What you give back must match the records below exactly.

* **Records to process**
○ ○ ○ ○

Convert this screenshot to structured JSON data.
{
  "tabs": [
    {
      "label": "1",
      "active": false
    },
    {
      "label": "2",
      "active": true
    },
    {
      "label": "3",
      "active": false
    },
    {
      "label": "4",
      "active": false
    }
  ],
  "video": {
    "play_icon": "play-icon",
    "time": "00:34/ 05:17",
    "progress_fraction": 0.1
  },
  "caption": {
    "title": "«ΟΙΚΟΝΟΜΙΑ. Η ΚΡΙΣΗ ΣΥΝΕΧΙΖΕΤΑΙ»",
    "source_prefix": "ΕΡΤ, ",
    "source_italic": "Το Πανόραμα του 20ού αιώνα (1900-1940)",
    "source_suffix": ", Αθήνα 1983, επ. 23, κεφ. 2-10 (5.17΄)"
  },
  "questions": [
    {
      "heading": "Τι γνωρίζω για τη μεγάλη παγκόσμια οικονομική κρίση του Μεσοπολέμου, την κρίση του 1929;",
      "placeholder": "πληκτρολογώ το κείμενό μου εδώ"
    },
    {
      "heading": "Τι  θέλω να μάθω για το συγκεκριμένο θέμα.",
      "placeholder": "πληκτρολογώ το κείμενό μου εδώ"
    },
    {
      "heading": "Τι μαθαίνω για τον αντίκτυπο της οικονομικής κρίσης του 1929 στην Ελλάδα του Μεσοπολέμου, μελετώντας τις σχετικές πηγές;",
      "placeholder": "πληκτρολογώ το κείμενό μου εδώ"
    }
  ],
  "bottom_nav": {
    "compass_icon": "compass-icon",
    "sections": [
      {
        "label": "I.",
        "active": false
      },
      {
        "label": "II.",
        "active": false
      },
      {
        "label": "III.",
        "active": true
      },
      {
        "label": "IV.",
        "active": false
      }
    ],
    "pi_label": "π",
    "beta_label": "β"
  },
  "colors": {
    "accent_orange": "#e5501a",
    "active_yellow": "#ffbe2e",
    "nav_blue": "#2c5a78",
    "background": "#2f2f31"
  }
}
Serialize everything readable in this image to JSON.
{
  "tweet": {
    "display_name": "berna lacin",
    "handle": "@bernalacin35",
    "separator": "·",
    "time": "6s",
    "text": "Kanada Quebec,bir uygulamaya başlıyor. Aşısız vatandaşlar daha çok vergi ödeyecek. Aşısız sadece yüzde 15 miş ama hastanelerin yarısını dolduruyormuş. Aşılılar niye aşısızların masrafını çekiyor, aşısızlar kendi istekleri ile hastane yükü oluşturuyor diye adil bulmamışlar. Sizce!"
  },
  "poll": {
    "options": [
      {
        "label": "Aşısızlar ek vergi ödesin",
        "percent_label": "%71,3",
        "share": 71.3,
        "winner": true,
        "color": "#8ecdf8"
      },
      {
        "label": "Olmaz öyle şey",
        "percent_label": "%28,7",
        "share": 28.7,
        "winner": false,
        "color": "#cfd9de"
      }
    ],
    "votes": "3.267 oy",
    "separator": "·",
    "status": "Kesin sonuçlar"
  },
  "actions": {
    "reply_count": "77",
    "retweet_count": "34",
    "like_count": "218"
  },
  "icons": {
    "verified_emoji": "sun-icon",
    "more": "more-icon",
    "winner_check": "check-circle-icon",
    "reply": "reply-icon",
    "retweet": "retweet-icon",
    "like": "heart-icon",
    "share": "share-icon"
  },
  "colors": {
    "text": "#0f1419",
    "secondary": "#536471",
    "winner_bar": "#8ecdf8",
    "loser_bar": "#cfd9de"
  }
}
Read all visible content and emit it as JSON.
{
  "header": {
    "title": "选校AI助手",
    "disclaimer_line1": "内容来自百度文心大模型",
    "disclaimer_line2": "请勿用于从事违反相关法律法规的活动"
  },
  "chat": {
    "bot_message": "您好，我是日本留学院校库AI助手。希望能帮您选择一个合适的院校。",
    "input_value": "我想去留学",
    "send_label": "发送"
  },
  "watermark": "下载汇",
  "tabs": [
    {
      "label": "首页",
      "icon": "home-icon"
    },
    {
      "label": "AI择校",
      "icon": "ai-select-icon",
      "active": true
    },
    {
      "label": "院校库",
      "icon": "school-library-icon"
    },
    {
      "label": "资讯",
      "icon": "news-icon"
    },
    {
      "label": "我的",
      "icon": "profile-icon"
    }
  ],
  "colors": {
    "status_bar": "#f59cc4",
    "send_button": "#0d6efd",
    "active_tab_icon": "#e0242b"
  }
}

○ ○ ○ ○

* **Task solution**
Convert this screenshot to structured JSON data.
{
  "tabs": [
    {
      "label": "1",
      "active": false
    },
    {
      "label": "2",
      "active": true
    },
    {
      "label": "3",
      "active": false
    },
    {
      "label": "4",
      "active": false
    }
  ],
  "video": {
    "play_icon": "play-icon",
    "time": "00:34/ 05:17",
    "progress_fraction": 0.1
  },
  "caption": {
    "title": "«ΟΙΚΟΝΟΜΙΑ. Η ΚΡΙΣΗ ΣΥΝΕΧΙΖΕΤΑΙ»",
    "source_prefix": "ΕΡΤ, ",
    "source_italic": "Το Πανόραμα του 20ού αιώνα (1900-1940)",
    "source_suffix": ", Αθήνα 1983, επ. 23, κεφ. 2-10 (5.17΄)"
  },
  "questions": [
    {
      "heading": "Τι γνωρίζω για τη μεγάλη παγκόσμια οικονομική κρίση του Μεσοπολέμου, την κρίση του 1929;",
      "placeholder": "πληκτρολογώ το κείμενό μου εδώ"
    },
    {
      "heading": "Τι  θέλω να μάθω για το συγκεκριμένο θέμα.",
      "placeholder": "πληκτρολογώ το κείμενό μου εδώ"
    },
    {
      "heading": "Τι μαθαίνω για τον αντίκτυπο της οικονομικής κρίσης του 1929 στην Ελλάδα του Μεσοπολέμου, μελετώντας τις σχετικές πηγές;",
      "placeholder": "πληκτρολογώ το κείμενό μου εδώ"
    }
  ],
  "bottom_nav": {
    "compass_icon": "compass-icon",
    "sections": [
      {
        "label": "I.",
        "active": false
      },
      {
        "label": "II.",
        "active": false
      },
      {
        "label": "III.",
        "active": true
      },
      {
        "label": "IV.",
        "active": false
      }
    ],
    "pi_label": "π",
    "beta_label": "β"
  },
  "colors": {
    "accent_orange": "#e5501a",
    "active_yellow": "#ffbe2e",
    "nav_blue": "#2c5a78",
    "background": "#2f2f31"
  }
}
Serialize everything readable in this image to JSON.
{
  "tweet": {
    "display_name": "berna lacin",
    "handle": "@bernalacin35",
    "separator": "·",
    "time": "6s",
    "text": "Kanada Quebec,bir uygulamaya başlıyor. Aşısız vatandaşlar daha çok vergi ödeyecek. Aşısız sadece yüzde 15 miş ama hastanelerin yarısını dolduruyormuş. Aşılılar niye aşısızların masrafını çekiyor, aşısızlar kendi istekleri ile hastane yükü oluşturuyor diye adil bulmamışlar. Sizce!"
  },
  "poll": {
    "options": [
      {
        "label": "Aşısızlar ek vergi ödesin",
        "percent_label": "%71,3",
        "share": 71.3,
        "winner": true,
        "color": "#8ecdf8"
      },
      {
        "label": "Olmaz öyle şey",
        "percent_label": "%28,7",
        "share": 28.7,
        "winner": false,
        "color": "#cfd9de"
      }
    ],
    "votes": "3.267 oy",
    "separator": "·",
    "status": "Kesin sonuçlar"
  },
  "actions": {
    "reply_count": "77",
    "retweet_count": "34",
    "like_count": "218"
  },
  "icons": {
    "verified_emoji": "sun-icon",
    "more": "more-icon",
    "winner_check": "check-circle-icon",
    "reply": "reply-icon",
    "retweet": "retweet-icon",
    "like": "heart-icon",
    "share": "share-icon"
  },
  "colors": {
    "text": "#0f1419",
    "secondary": "#536471",
    "winner_bar": "#8ecdf8",
    "loser_bar": "#cfd9de"
  }
}
Read all visible content and emit it as JSON.
{
  "header": {
    "title": "选校AI助手",
    "disclaimer_line1": "内容来自百度文心大模型",
    "disclaimer_line2": "请勿用于从事违反相关法律法规的活动"
  },
  "chat": {
    "bot_message": "您好，我是日本留学院校库AI助手。希望能帮您选择一个合适的院校。",
    "input_value": "我想去留学",
    "send_label": "发送"
  },
  "watermark": "下载汇",
  "tabs": [
    {
      "label": "首页",
      "icon": "home-icon"
    },
    {
      "label": "AI择校",
      "icon": "ai-select-icon",
      "active": true
    },
    {
      "label": "院校库",
      "icon": "school-library-icon"
    },
    {
      "label": "资讯",
      "icon": "news-icon"
    },
    {
      "label": "我的",
      "icon": "profile-icon"
    }
  ],
  "colors": {
    "status_bar": "#f59cc4",
    "send_button": "#0d6efd",
    "active_tab_icon": "#e0242b"
  }
}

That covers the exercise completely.